AMANPOUR: There was an enormous outpouring when Steve Jobs died. I mean I don't think anybody has seen a businessman get so much reaction. How do you explain that?
GATES: Well, Steve Jobs did a fantastic job. When you think about why is the world better today, the Internet, the personal computer, the phone, the way you can deal with information is just so phenomenal.
AMANPOUR: You must have heard about the book that's come out. Walter Isaacson's written a book about Steve Jobs, with his authorization. And he said a few things about you, which I want to run by you. He had some pretty tough words.
He basically said that you were "unimaginative, had never invented anything and shamelessly ripped off other people's ideas." That's pretty tough stuff. What's your reaction to that?
GATES: Well, Steve and I worked together, you know, creation -- creating the Mac. We had more people on it, did the key software for it. So over the course of, you know, the 30 years we worked together, you know, he said a lot of very nice things about me and he said a lot of tough things.

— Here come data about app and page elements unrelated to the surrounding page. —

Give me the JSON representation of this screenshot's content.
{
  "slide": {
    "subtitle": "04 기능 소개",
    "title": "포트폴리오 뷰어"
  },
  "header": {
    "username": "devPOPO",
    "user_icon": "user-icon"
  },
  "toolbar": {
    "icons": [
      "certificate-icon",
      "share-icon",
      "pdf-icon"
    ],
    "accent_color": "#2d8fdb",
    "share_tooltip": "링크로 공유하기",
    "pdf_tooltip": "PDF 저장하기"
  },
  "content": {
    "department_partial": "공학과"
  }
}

I mean he faced, several times at Apple, the fact that their products were so premium priced that they literally might not stay in the marketplace. So the fact that we were succeeding with high volume products, you know, including a range of prices, because of the way we worked with multiple companies, it's tough.
And so the fact that, you know, at various times, he felt beleaguered, he felt like he was -- he was the good guy and we were the bad guys, you know, very understandable. I, you know, respect Steve. We got to work together. We spurred each other on, even as competitors. None of that bothers me at all.
AMANPOUR: Mr. Gates, thank you very much indeed.
AMANPOUR: And now, In Memoriam.
DANIEL BURKE, CAPITAL CITIES: Won't be satisfied frankly until we're first.
NUSRAT BUTTO, PAKISTAN PEOPLE'S PARTY: I hope that there will be justice and freedom for human beings.
AMANPOUR: And we remember all of those who died in war this week. The Pentagon released the names of ten service members killed in Iraq and Afghanistan.
AMANPOUR: And now, a look at what's happening next week in politics.
Fresh off his victory in Des Moines Register poll, Herman Cain travels to Washington tomorrow to pitch his 999 plan at the National Press Club. Many of his opponents spend the week hunkered down in Iowa. Rick Perry is among those addressing the National Association of Manufacturers in Pella (ph).
Wednesday, Rick Santorum completes his tour of the Hawkeye State, visiting its 99th county.
The week's most entertaining political event, happens way off the campaign trail in Texas next Saturday when Herman Cain and Newt Gingrich hold their first in a series of Lincoln-Douglas style debates.
And President Obama gets away from it all, traveling to Cannes, France on Thursday for the G20 summit.